Kirandeep Kaur, 56, wife of Ranbir Singh, who retired from the Navy as Lieutenant Commander, provides these women with materials and resources to weave durries, khes, manjees, embroidered napkins, tea cosies and cushions .
She later collects these pieces and sells them online or at exhibitions. She and her husband are now settled in their ancestral village.
Thanks to their efforts, 30 women who used to weave ‘khes’ and ‘durries’ for their daughters’ or their own dowries have now become financially independent. They weave “Khes” and “Durries” on traditional looms. Some of them complete an apprenticeship here, after which they can start their own business. Previously, these women either worked for the Mahatma Gandhi National Rural Employment Guarantee Act (MGNREGA) or did seasonal work in the fields. Now they work from home.
“After my husband retired, we settled here because my husband wanted to spend the rest of his life farming on our land and I wanted to be involved in women’s empowerment,” Kaur said.
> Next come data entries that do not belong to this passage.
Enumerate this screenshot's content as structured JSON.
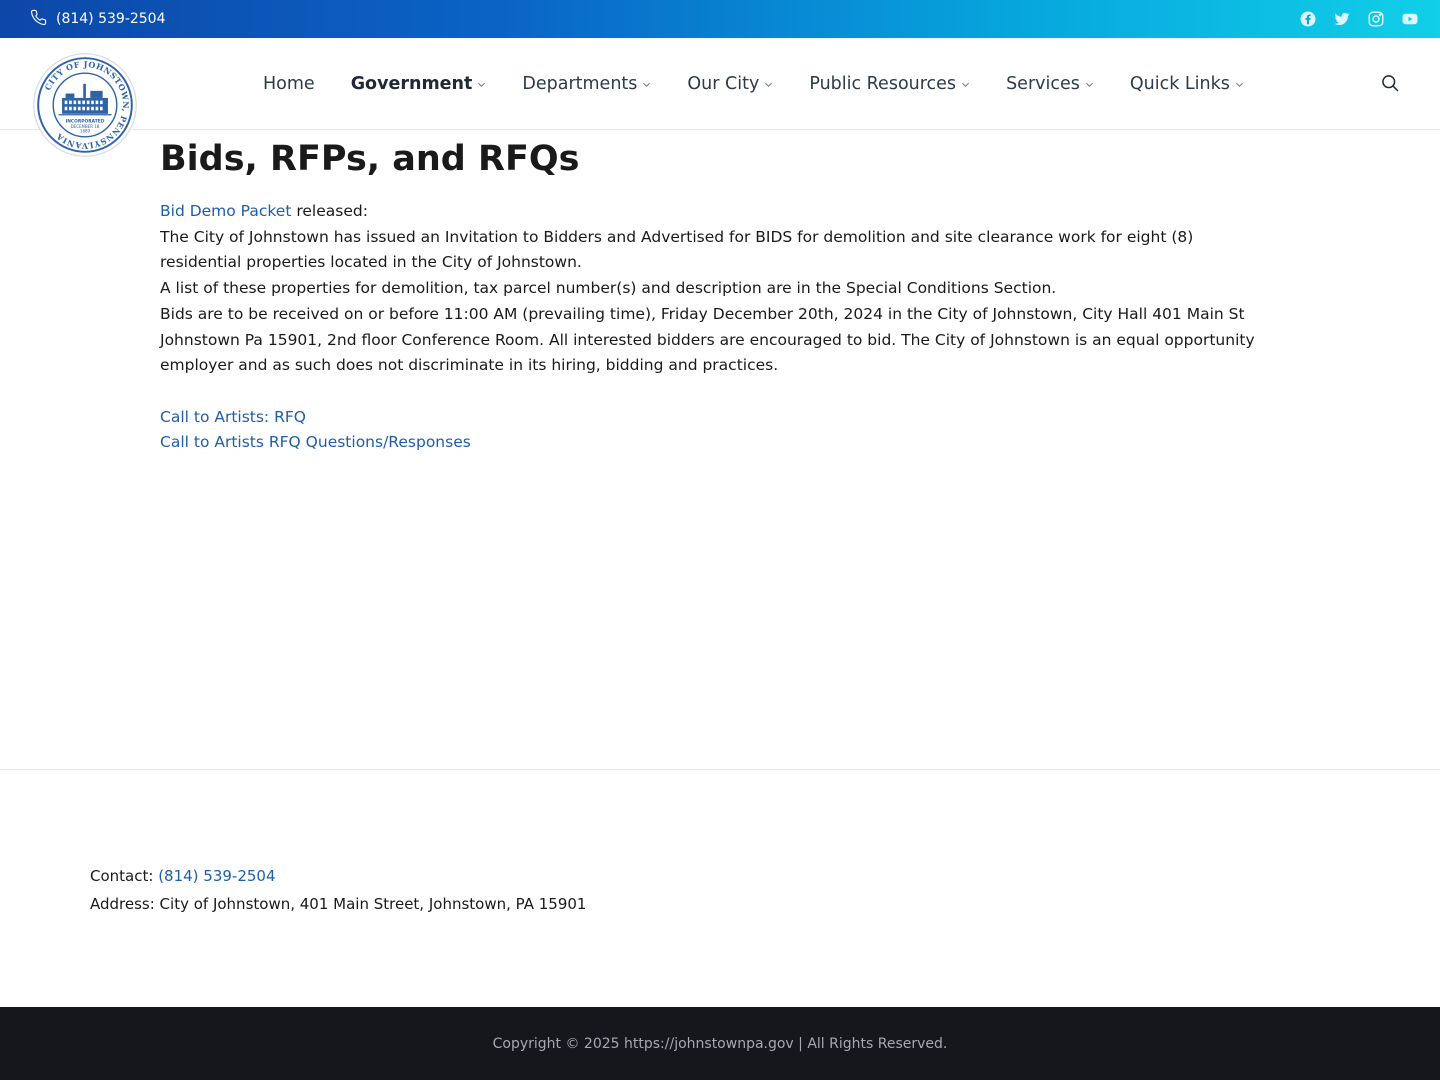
{
  "topbar": {
    "phone": "(814) 539-2504",
    "social_icons": [
      "facebook-icon",
      "twitter-icon",
      "instagram-icon",
      "youtube-icon"
    ]
  },
  "header": {
    "logo": {
      "ring_text": "CITY OF JOHNSTOWN, PENNSYLVANIA",
      "inner_text": [
        "INCORPORATED",
        "DECEMBER 18",
        "1889"
      ]
    },
    "nav": [
      {
        "label": "Home",
        "has_dropdown": false,
        "active": false
      },
      {
        "label": "Government",
        "has_dropdown": true,
        "active": true
      },
      {
        "label": "Departments",
        "has_dropdown": true,
        "active": false
      },
      {
        "label": "Our City",
        "has_dropdown": true,
        "active": false
      },
      {
        "label": "Public Resources",
        "has_dropdown": true,
        "active": false
      },
      {
        "label": "Services",
        "has_dropdown": true,
        "active": false
      },
      {
        "label": "Quick Links",
        "has_dropdown": true,
        "active": false
      }
    ]
  },
  "main": {
    "title": "Bids, RFPs, and RFQs",
    "bid_link": "Bid Demo Packet",
    "bid_suffix": " released:",
    "para1": "The City of Johnstown has issued an Invitation to Bidders and Advertised for BIDS for demolition and site clearance work for eight (8) residential properties located in the City of Johnstown.",
    "para2": "A list of these properties for demolition, tax parcel number(s) and description are in the Special Conditions Section.",
    "para3": "Bids are to be received on or before 11:00 AM (prevailing time), Friday December 20th, 2024 in the City of Johnstown, City Hall 401 Main St Johnstown Pa 15901, 2nd floor Conference Room. All interested bidders are encouraged to bid. The City of Johnstown is an equal opportunity employer and as such does not discriminate in its hiring, bidding and practices.",
    "link1": "Call to Artists: RFQ",
    "link2": "Call to Artists RFQ Questions/Responses"
  },
  "footer": {
    "contact_label": "Contact: ",
    "contact_phone": "(814) 539-2504",
    "address": "Address: City of Johnstown, 401 Main Street, Johnstown, PA 15901",
    "copyright": "Copyright © 2025 https://johnstownpa.gov | All Rights Reserved."
  },
  "colors": {
    "link": "#1f5ea8",
    "topbar_start": "#0d47a8",
    "topbar_end": "#11cfe8",
    "bottom_bar": "#16161d"
  }
}
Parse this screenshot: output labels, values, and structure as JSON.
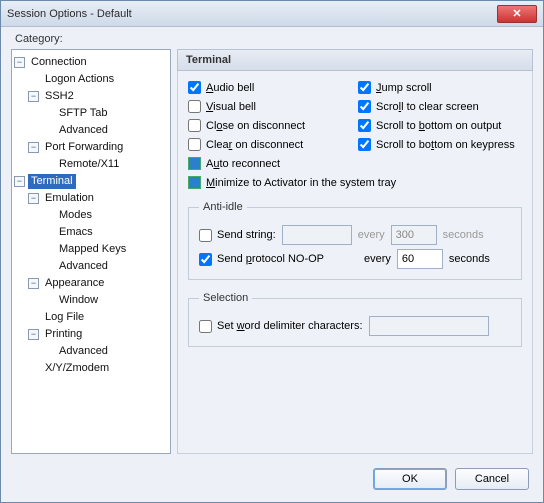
{
  "title": "Session Options - Default",
  "categoryLabel": "Category:",
  "tree": {
    "connection": "Connection",
    "logonActions": "Logon Actions",
    "ssh2": "SSH2",
    "sftpTab": "SFTP Tab",
    "advanced": "Advanced",
    "portForwarding": "Port Forwarding",
    "remoteX11": "Remote/X11",
    "terminal": "Terminal",
    "emulation": "Emulation",
    "modes": "Modes",
    "emacs": "Emacs",
    "mappedKeys": "Mapped Keys",
    "appearance": "Appearance",
    "window": "Window",
    "logFile": "Log File",
    "printing": "Printing",
    "xyzmodem": "X/Y/Zmodem"
  },
  "panel": {
    "title": "Terminal",
    "audioBell": {
      "u": "A",
      "r": "udio bell"
    },
    "jumpScroll": {
      "u": "J",
      "r": "ump scroll"
    },
    "visualBell": {
      "u": "V",
      "r": "isual bell"
    },
    "scrollClear": {
      "p": "Scro",
      "u": "l",
      "r": "l to clear screen"
    },
    "closeDisc": {
      "p": "Cl",
      "u": "o",
      "r": "se on disconnect"
    },
    "scrollOut": {
      "p": "Scroll to ",
      "u": "b",
      "r": "ottom on output"
    },
    "clearDisc": {
      "p": "Clea",
      "u": "r",
      "r": " on disconnect"
    },
    "scrollKey": {
      "p": "Scroll to bo",
      "u": "t",
      "r": "tom on keypress"
    },
    "autoReconn": {
      "p": "A",
      "u": "u",
      "r": "to reconnect"
    },
    "minTray": {
      "u": "M",
      "r": "inimize to Activator in the system tray"
    },
    "antiIdle": {
      "legend": "Anti-idle",
      "sendString": {
        "p": "Send strin",
        "u": "g",
        "r": ":"
      },
      "noop": {
        "p": "Send ",
        "u": "p",
        "r": "rotocol NO-OP"
      },
      "every": "every",
      "seconds": "seconds",
      "sendStringInterval": "300",
      "noopInterval": "60"
    },
    "selection": {
      "legend": "Selection",
      "wordDelim": {
        "p": "Set ",
        "u": "w",
        "r": "ord delimiter characters:"
      }
    }
  },
  "footer": {
    "ok": "OK",
    "cancel": "Cancel"
  }
}
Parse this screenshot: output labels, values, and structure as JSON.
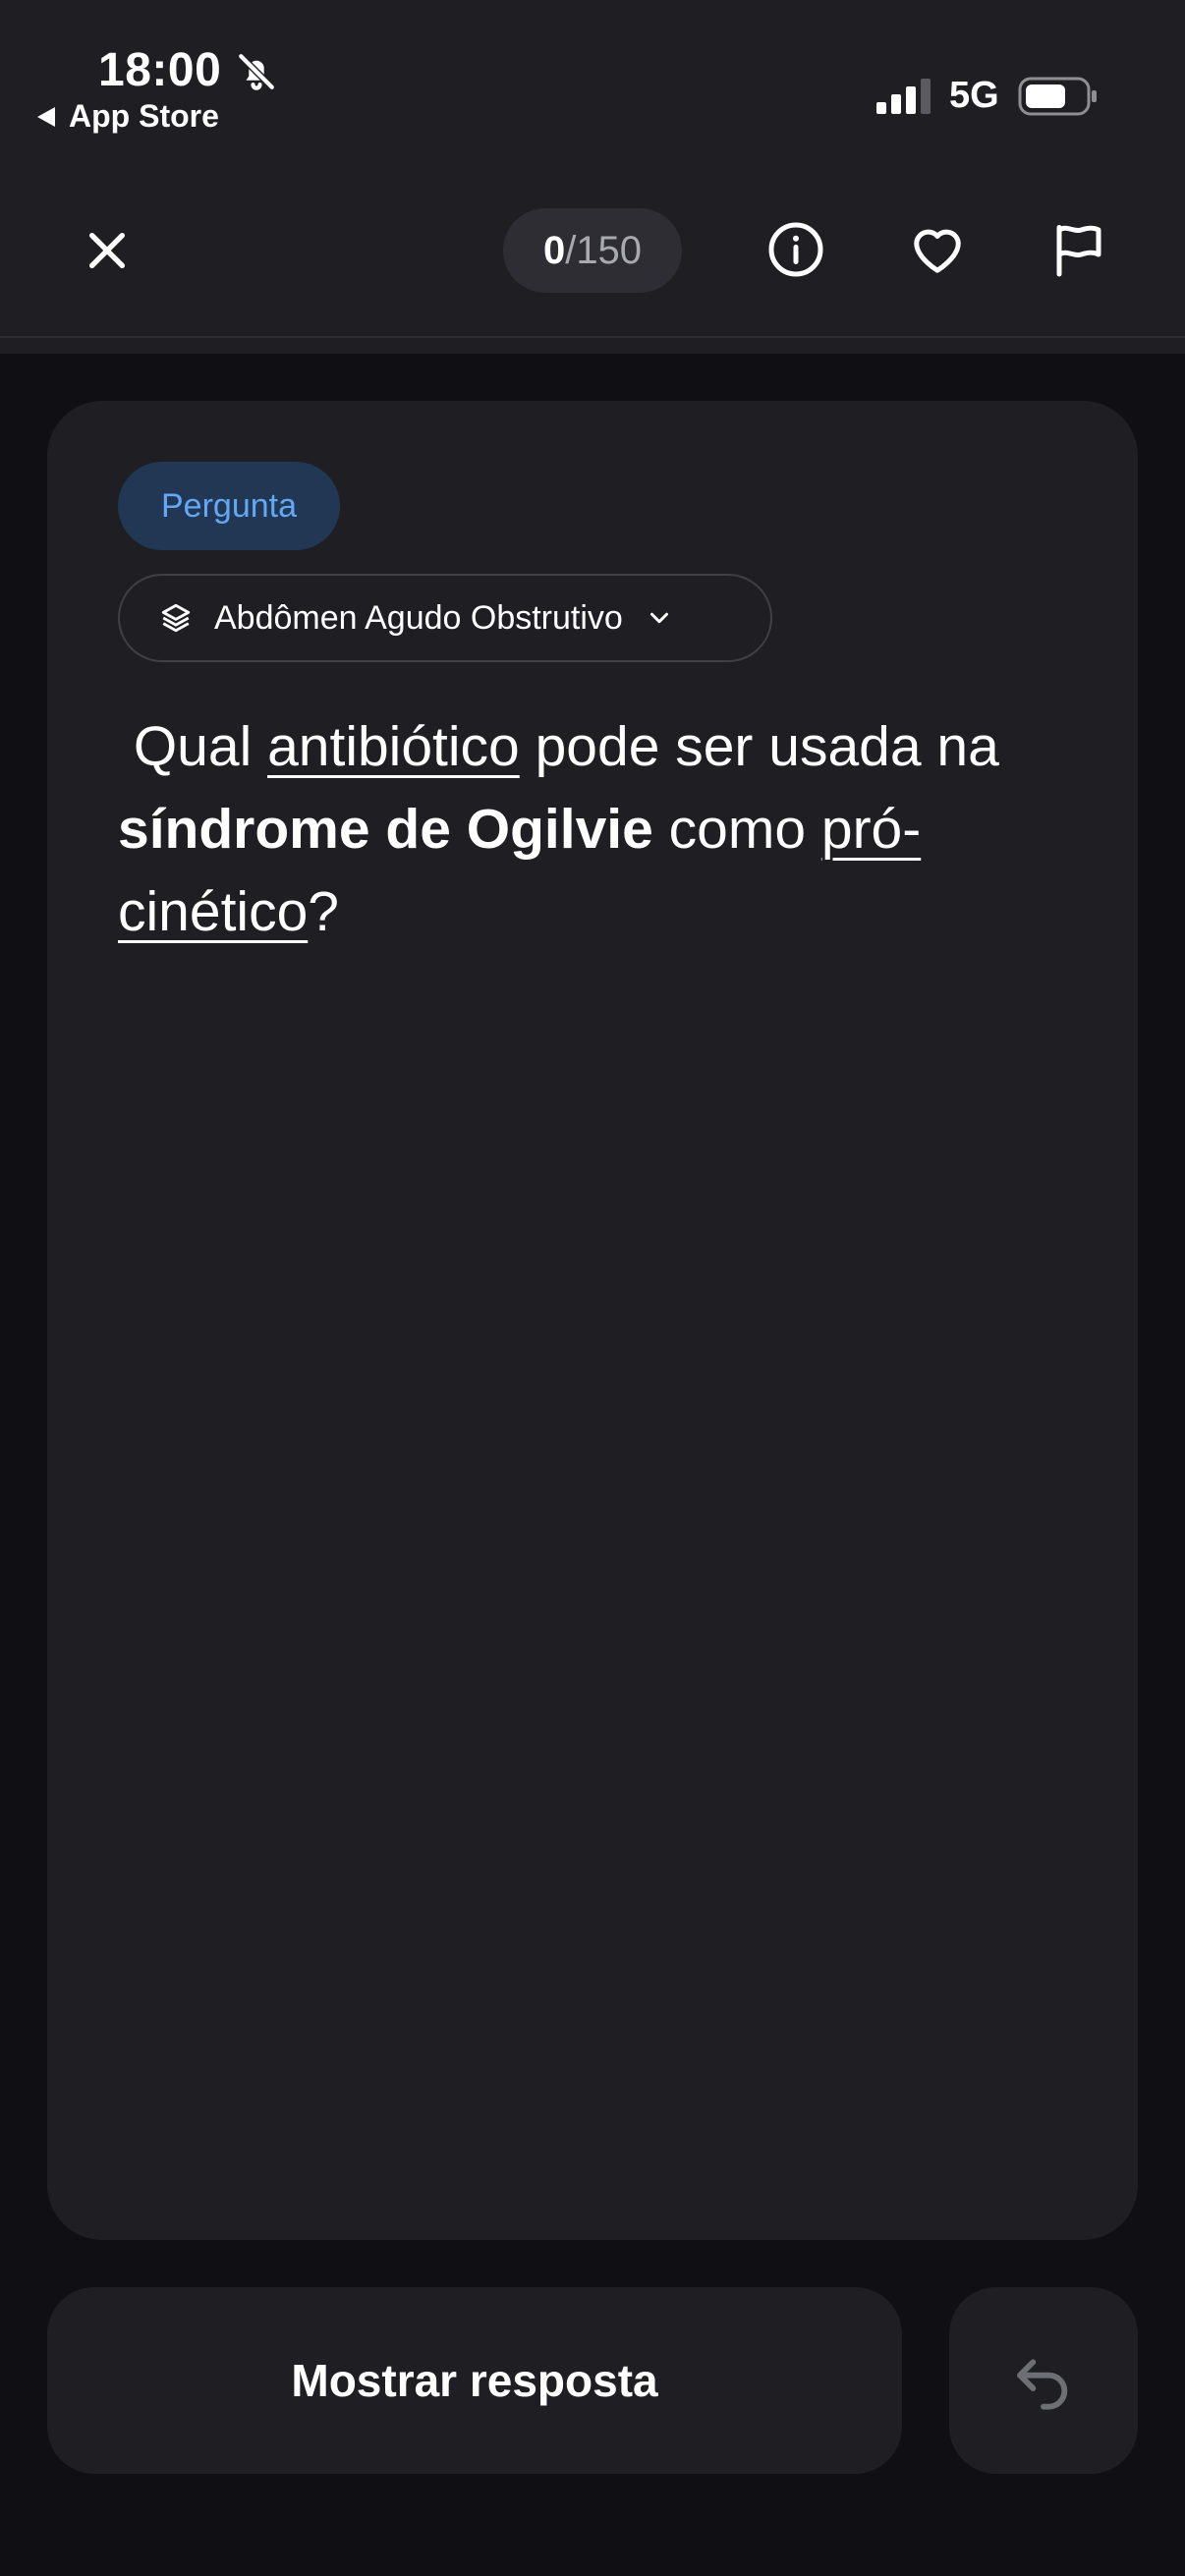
{
  "status_bar": {
    "time": "18:00",
    "back_label": "App Store",
    "network": "5G",
    "icons": [
      "bell-slash-icon",
      "signal-icon",
      "battery-icon"
    ]
  },
  "nav": {
    "counter_current": "0",
    "counter_separator": "/",
    "counter_total": "150",
    "icons": [
      "close-icon",
      "info-icon",
      "heart-icon",
      "flag-icon"
    ]
  },
  "card": {
    "badge": "Pergunta",
    "topic": "Abdômen Agudo Obstrutivo",
    "question": {
      "p1": " Qual ",
      "u1": "antibiótico",
      "p2": " pode ser usada na ",
      "b1": "síndrome de Ogilvie",
      "p3": " como ",
      "u2": "pró-cinético",
      "p4": "?"
    }
  },
  "actions": {
    "show_answer": "Mostrar resposta",
    "undo_icon": "undo-icon"
  },
  "colors": {
    "background": "#101014",
    "surface": "#1e1e23",
    "badge_bg": "#223754",
    "badge_text": "#62a8f5"
  }
}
“Especially in rural areas there is so much potential in the weaving trade. These women have been skilled craftswomen since childhood, weaving “khes” and “durries” for their dowries. They just need to brush up on their skills. I try to keep their talent and give them the opportunity to be on their own,” she added.
Sarabjeet Kaur, 40, a resident of the Balwaar Klan, makes money €15,000 a month, that’s more than what her son earns. He transports goods with “jugad rehri”.
She said her husband was bedridden due to an illness and only she and her older son are the breadwinners of the family.
“I’ve worked with Ma’am (Kirandeep) for the last seven years. I used to weave ‘khes’ for my dowry, but I didn’t know I could make any money from it. Somehow I got in touch with her and she polished my weaving skills. Now I earn €500 per khes,” she added.
Manjeet Kaur, 45, from Jagatpura Village, said: “I have been weaving ‘Durries’ for the last four months. I used to work under the MGNREGA, but now I earn more than the daily wage I received under the program.”
Harpal Kaur, 50, a resident of Gagarpur village, said: “Since I started making money weaving ‘durries’ I don’t have to ask my husband or son for money. Instead, I give them money to run the house.”